She continued: "This can't be seen as a contest between health and the economy.

"Keeping people safe from a potentially deadly virus is a prerequisite of a strong economy and of course in turn, a strong economy is vital for our health and wellbeing.

"These are not opposing objectives, even if it sometimes feels like they are - they are instead two sides of the same coin."

Ms Sturgeon added: "The fact is that against this virus we sometimes have to be tough. Half measures often don't work.

"What you'll find is they will still inflict economic pain and harm but they will not have the required public health impact."

The First Minister said she will soon bring in a new strategic framework to deal with the virus.

She said: "These are the tough but necessary restrictions that we're asking everyone to abide by as we try to make sure the virus does not run out of control.

"In return, the Government will continue to strengthen Test and Protect, we will do all we can to encourage and support people to comply with the advice, including the self-isolation ... and we will work with businesses to ensure that they can trade safely with as much normality as is possible during a pandemic.

"And we will be bringing all of this work together in a new strategic framework to guide us through the next phase of this pandemic.

"And that will be debated in Parliament after the October break."

On Monday, Ms Sturgeon said she will seek to align a planned tiered alert system as closely with the rest of the UK as possible.

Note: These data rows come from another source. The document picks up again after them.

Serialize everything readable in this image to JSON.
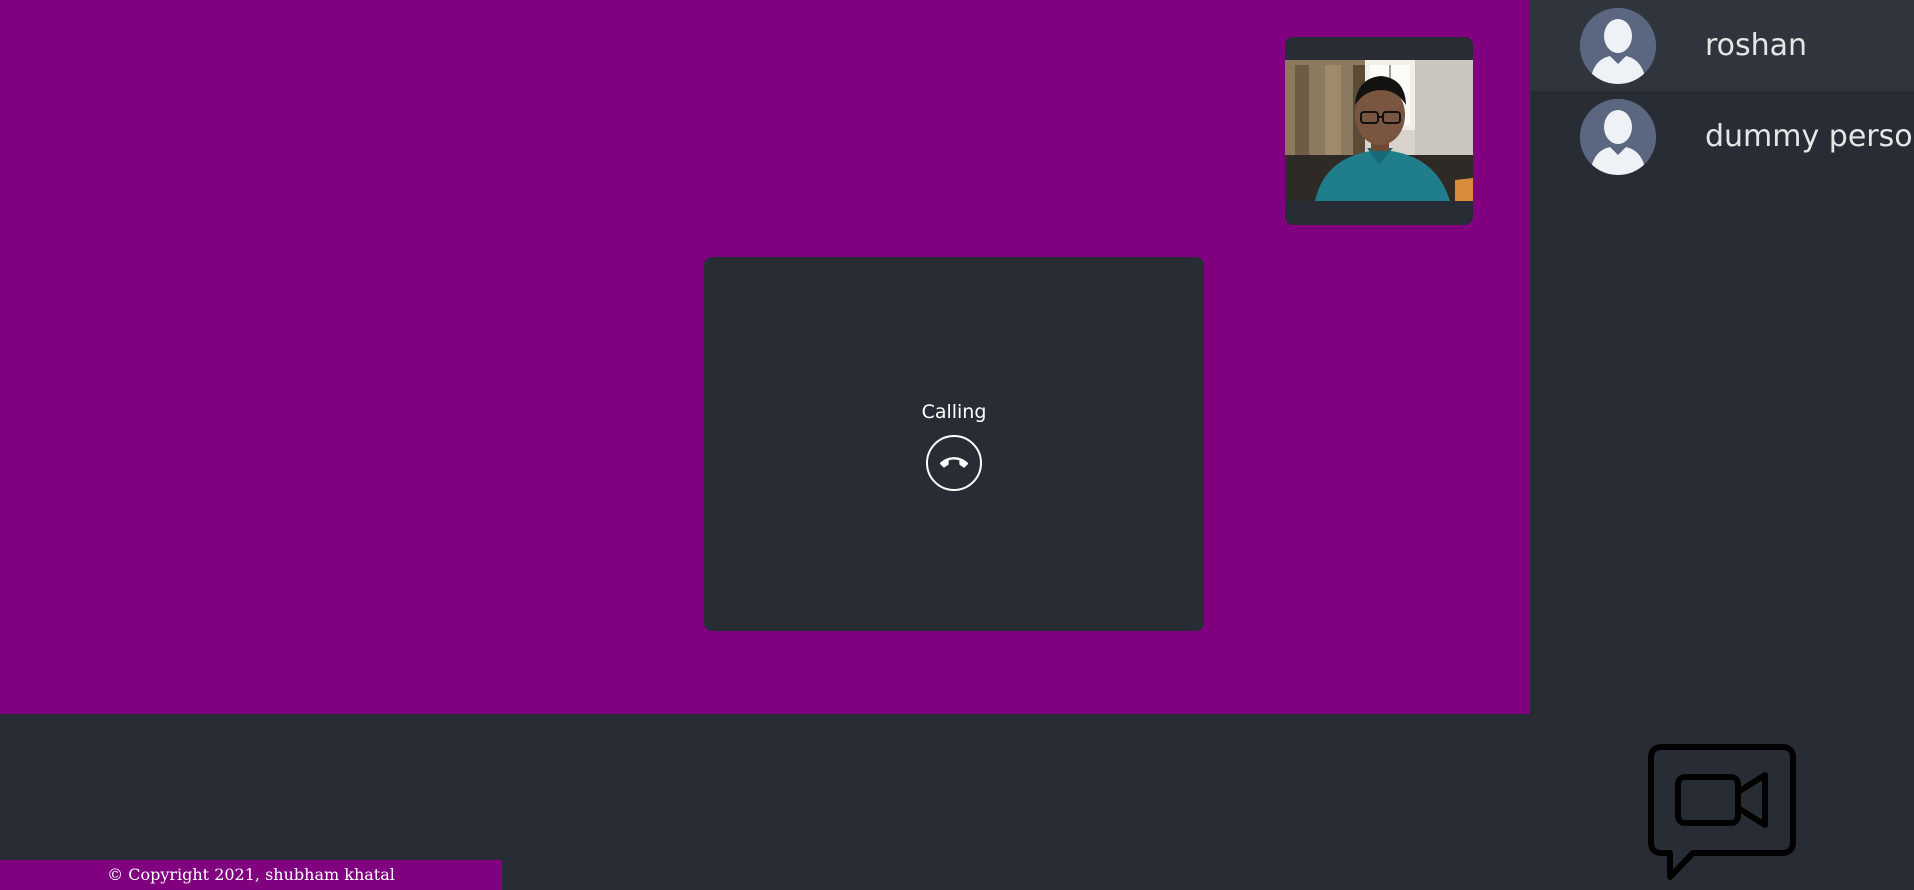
{
  "call": {
    "status_text": "Calling",
    "hangup_icon": "phone-hangup-icon"
  },
  "contacts": [
    {
      "name": "roshan",
      "avatar": "default-user-avatar",
      "active": true
    },
    {
      "name": "dummy person",
      "avatar": "default-user-avatar",
      "active": false
    }
  ],
  "footer": {
    "copyright": "© Copyright 2021, shubham khatal"
  },
  "colors": {
    "video_area_bg": "#800080",
    "dark_bg": "#282d35",
    "active_contact_bg": "#30353d",
    "avatar_bg": "#5b6781",
    "text": "#ffffff"
  },
  "logo": {
    "icon": "video-chat-logo-icon"
  }
}
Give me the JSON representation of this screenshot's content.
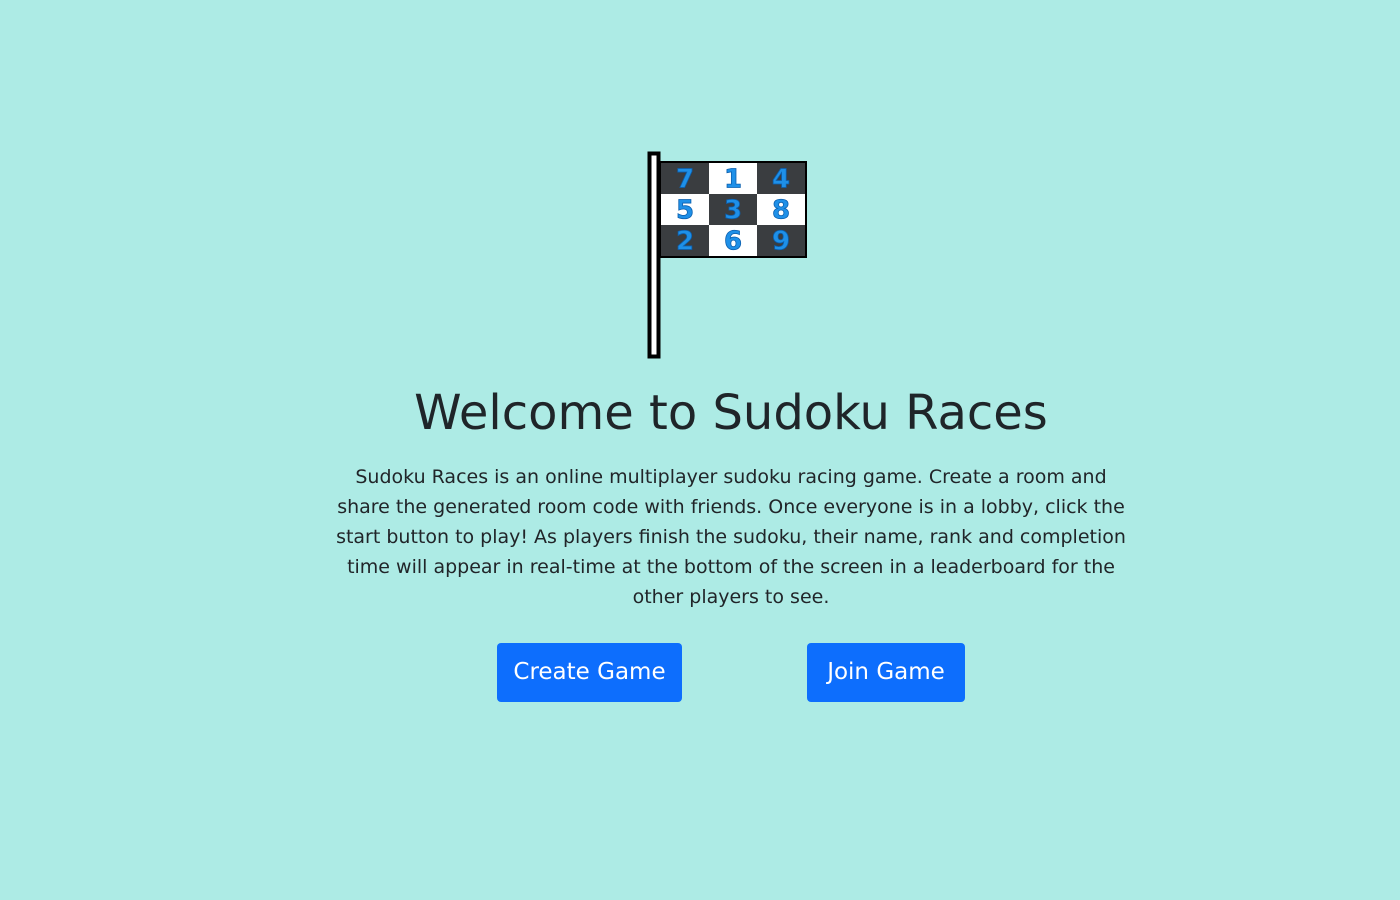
{
  "logo": {
    "icon": "checkered-sudoku-flag-icon",
    "grid": [
      [
        "7",
        "1",
        "4"
      ],
      [
        "5",
        "3",
        "8"
      ],
      [
        "2",
        "6",
        "9"
      ]
    ],
    "colors": {
      "dark_cell": "#3a3d40",
      "light_cell": "#ffffff",
      "digit": "#1e90e8",
      "pole": "#ffffff",
      "outline": "#000000"
    }
  },
  "header": {
    "title": "Welcome to Sudoku Races"
  },
  "main": {
    "description": "Sudoku Races is an online multiplayer sudoku racing game. Create a room and share the generated room code with friends. Once everyone is in a lobby, click the start button to play! As players finish the sudoku, their name, rank and completion time will appear in real-time at the bottom of the screen in a leaderboard for the other players to see."
  },
  "actions": {
    "create_label": "Create Game",
    "join_label": "Join Game"
  },
  "theme": {
    "background": "#adebe5",
    "button": "#0d6efd"
  }
}
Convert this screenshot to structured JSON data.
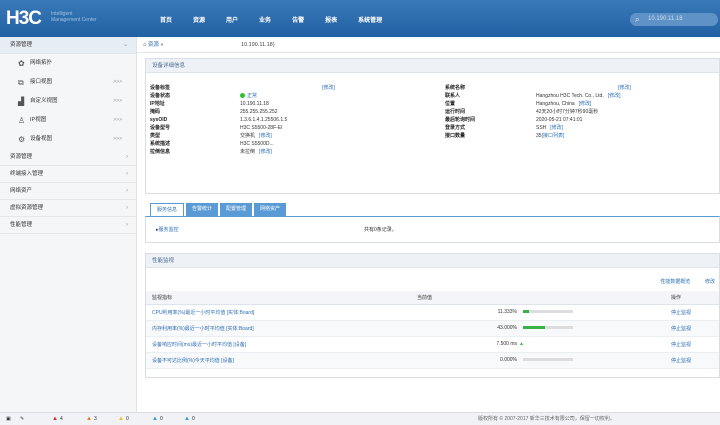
{
  "header": {
    "logo": "H3C",
    "logo_sub_1": "Intelligent",
    "logo_sub_2": "Management Center",
    "nav": [
      "首页",
      "资源",
      "用户",
      "业务",
      "告警",
      "报表",
      "系统管理"
    ],
    "search_value": "10.190.11.18"
  },
  "sidebar": {
    "items": [
      {
        "label": "资源管理",
        "type": "top"
      },
      {
        "label": "网络拓扑",
        "type": "sub",
        "icon": "topology-icon",
        "glyph": "✿",
        "count": ""
      },
      {
        "label": "接口视图",
        "type": "sub",
        "icon": "interface-icon",
        "glyph": "⧉",
        "count": ">>>"
      },
      {
        "label": "自定义视图",
        "type": "sub",
        "icon": "custom-view-icon",
        "glyph": "▟",
        "count": ">>>"
      },
      {
        "label": "IP视图",
        "type": "sub",
        "icon": "ip-view-icon",
        "glyph": "♙",
        "count": ">>>"
      },
      {
        "label": "设备视图",
        "type": "sub",
        "icon": "device-view-icon",
        "glyph": "⚙",
        "count": ">>>"
      },
      {
        "label": "资源管理",
        "type": "group"
      },
      {
        "label": "终端接入管理",
        "type": "group"
      },
      {
        "label": "网络资产",
        "type": "group"
      },
      {
        "label": "虚拟资源管理",
        "type": "group"
      },
      {
        "label": "性能管理",
        "type": "group"
      }
    ]
  },
  "breadcrumb": {
    "home": "资源",
    "sep": "»",
    "ip": "10.190.11.18)"
  },
  "device_panel": {
    "title": "设备详细信息",
    "left": [
      {
        "k": "设备标签",
        "v": "",
        "edit": "[修改]"
      },
      {
        "k": "设备状态",
        "v": "正常",
        "status": true
      },
      {
        "k": "IP地址",
        "v": "10.190.11.18"
      },
      {
        "k": "掩码",
        "v": "255.255.255.252"
      },
      {
        "k": "sysOID",
        "v": "1.3.6.1.4.1.25506.1.5"
      },
      {
        "k": "设备型号",
        "v": "H3C S5500-28F-EI"
      },
      {
        "k": "类型",
        "v": "交换机",
        "edit": "[修改]"
      },
      {
        "k": "系统描述",
        "v": "H3C S5500D..."
      },
      {
        "k": "拉倒信息",
        "v": "未拉倒",
        "edit": "[修改]"
      }
    ],
    "right": [
      {
        "k": "系统名称",
        "v": "",
        "edit": "[修改]"
      },
      {
        "k": "联系人",
        "v": "Hangzhou H3C Tech. Co., Ltd.",
        "edit": "[修改]"
      },
      {
        "k": "位置",
        "v": "Hangzhou, China",
        "edit": "[修改]"
      },
      {
        "k": "运行时间",
        "v": "42天20小时7分钟7秒90毫秒"
      },
      {
        "k": "最后轮询时间",
        "v": "2020-05-21 07:41:01"
      },
      {
        "k": "登录方式",
        "v": "SSH",
        "edit": "[修改]"
      },
      {
        "k": "接口数量",
        "v": "35",
        "link": "[接口列表]"
      }
    ]
  },
  "tabs": [
    "服务信息",
    "告警统计",
    "配置管理",
    "网络资产"
  ],
  "service": {
    "link": "服务监控",
    "empty": "共有0条记录。"
  },
  "perf_panel": {
    "title": "性能监视",
    "actions": [
      "性能数据概览",
      "修改"
    ],
    "columns": [
      "监视指标",
      "当前值",
      "操作"
    ],
    "rows": [
      {
        "metric": "CPU利用率(%)最近一小时平均值 [实体:Board]",
        "value": "11.333%",
        "fill": 0.113,
        "op": "停止监视",
        "trend": ""
      },
      {
        "metric": "内存利用率(%)最近一小时平均值 [实体:Board]",
        "value": "43.000%",
        "fill": 0.43,
        "op": "停止监视",
        "trend": ""
      },
      {
        "metric": "设备响应时间(ms)最近一小时平均值 [设备]",
        "value": "7.500 ms",
        "fill": null,
        "op": "停止监视",
        "trend": "▲"
      },
      {
        "metric": "设备不可达比例(%)今天平均值 [设备]",
        "value": "0.000%",
        "fill": 0.0,
        "op": "停止监视",
        "trend": ""
      }
    ]
  },
  "statusbar": {
    "alarms": [
      {
        "icon": "critical-alarm-icon",
        "color": "#d9302a",
        "count": "4"
      },
      {
        "icon": "major-alarm-icon",
        "color": "#e87a1d",
        "count": "3"
      },
      {
        "icon": "minor-alarm-icon",
        "color": "#e6c21a",
        "count": "0"
      },
      {
        "icon": "warning-alarm-icon",
        "color": "#2f9bd5",
        "count": "0"
      },
      {
        "icon": "info-alarm-icon",
        "color": "#2f9bd5",
        "count": "0"
      }
    ],
    "copyright": "版权所有 © 2007-2017 新华三技术有限公司，保留一切权利。"
  }
}
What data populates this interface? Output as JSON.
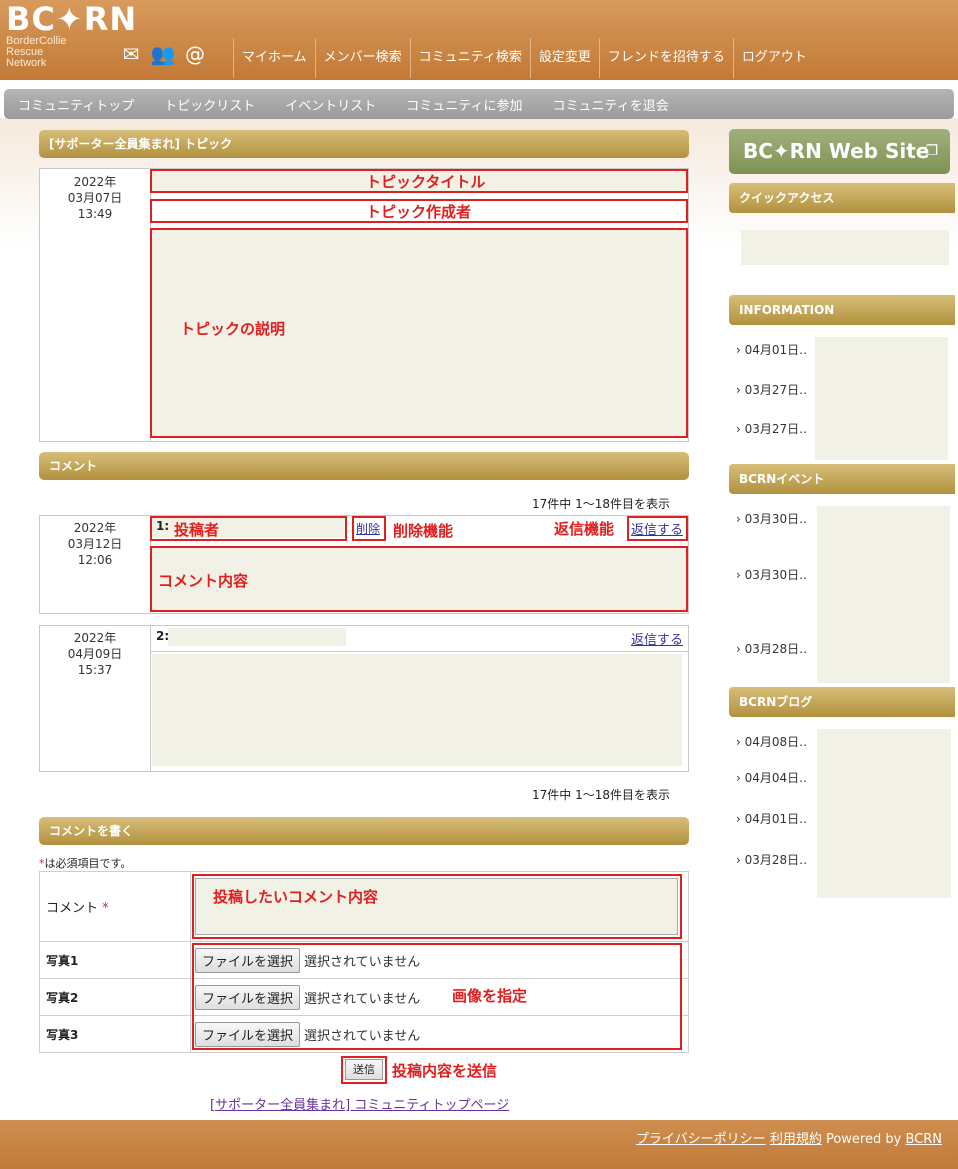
{
  "header": {
    "logo_text": "BC✦RN",
    "logo_sub": [
      "BorderCollie",
      "Rescue",
      "Network"
    ],
    "icons": [
      "mail-icon",
      "people-icon",
      "at-icon"
    ],
    "nav": [
      "マイホーム",
      "メンバー検索",
      "コミュニティ検索",
      "設定変更",
      "フレンドを招待する",
      "ログアウト"
    ]
  },
  "subnav": [
    "コミュニティトップ",
    "トピックリスト",
    "イベントリスト",
    "コミュニティに参加",
    "コミュニティを退会"
  ],
  "topic": {
    "section_title": "[サポーター全員集まれ] トピック",
    "date": "2022年",
    "date2": "03月07日",
    "time": "13:49",
    "title_label": "トピックタイトル",
    "author_label": "トピック作成者",
    "desc_label": "トピックの説明"
  },
  "comments": {
    "section_title": "コメント",
    "count_text": "17件中 1〜18件目を表示",
    "items": [
      {
        "date": "2022年",
        "date2": "03月12日",
        "time": "12:06",
        "num": "1:",
        "author_label": "投稿者",
        "delete": "削除",
        "delete_label": "削除機能",
        "reply_label": "返信機能",
        "reply": "返信する",
        "content_label": "コメント内容"
      },
      {
        "date": "2022年",
        "date2": "04月09日",
        "time": "15:37",
        "num": "2:",
        "reply": "返信する"
      }
    ]
  },
  "form": {
    "section_title": "コメントを書く",
    "required_mark": "*",
    "required_note": "は必須項目です。",
    "comment_label": "コメント",
    "comment_annotation": "投稿したいコメント内容",
    "photo_labels": [
      "写真1",
      "写真2",
      "写真3"
    ],
    "file_button": "ファイルを選択",
    "no_file": "選択されていません",
    "image_annotation": "画像を指定",
    "submit": "送信",
    "submit_annotation": "投稿内容を送信",
    "back_link": "[サポーター全員集まれ] コミュニティトップページ"
  },
  "sidebar": {
    "website_banner": "BC✦RN  Web Site",
    "quick_access": "クイックアクセス",
    "information": "INFORMATION",
    "info_items": [
      "› 04月01日‥",
      "› 03月27日‥",
      "› 03月27日‥"
    ],
    "events": "BCRNイベント",
    "event_items": [
      "› 03月30日‥",
      "› 03月30日‥",
      "› 03月28日‥"
    ],
    "blog": "BCRNブログ",
    "blog_items": [
      "› 04月08日‥",
      "› 04月04日‥",
      "› 04月01日‥",
      "› 03月28日‥"
    ]
  },
  "footer": {
    "privacy": "プライバシーポリシー",
    "terms": "利用規約",
    "powered": "Powered by",
    "brand": "BCRN"
  }
}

Prime Minister Boris Johnson has set out a three-tier system for England, with areas classed as medium, high or very high risk.

Ms Sturgeon said the Scottish Government is "mindful" of the fact the minimum requirements of the third tier alert level may not be enough to bring the R level below one.

She said there will be further discussions in the coming days, adding: "If you thought the tier three announced in England yesterday wasn't sufficient, you could toughen up what the minimum of that tier three was, or you could have another tier above that.

"These are the options we will consider over the next few days before bringing them to Parliament after the October break."

The First Minister also called for solidarity for those asked to self-isolate after coming into contact with coronavirus.

"We should all think about if we can help somebody else if they have to self-isolate," she said.

"If you haven't done this already, now is the time to be able to speak to friends, family or neighbours to make sure that you have a way of getting in touch with each other if you need to.

"One of the things that we've seen throughout this pandemic is the extent to which people have reached out to help their loved ones, their neighbours and their wider communities.

"Self-isolation over these next few months is going to be a really important way in which we can all show that sense of solidarity and help to break the chains of transmission."

Giving an update on the daily coronavirus figures, she said the death toll of people who first tested positive for the virus within the previous 28 days has risen to 2,557.

A total of 41,256 people have now tested positive in Scotland, up from 39,959 on Monday.

The new positive cases represent 17.2% of newly tested individuals, up from 17.1% the previous day.

Of the new cases, 419 are in Greater Glasgow and Clyde, 337 in Lanarkshire, 191 in Lothian and 95 in Ayrshire and Arran.

There are 527 people in hospital confirmed to have the virus, up 40 in 24 hours.

Of these patients, 35 are in intensive care, down by one.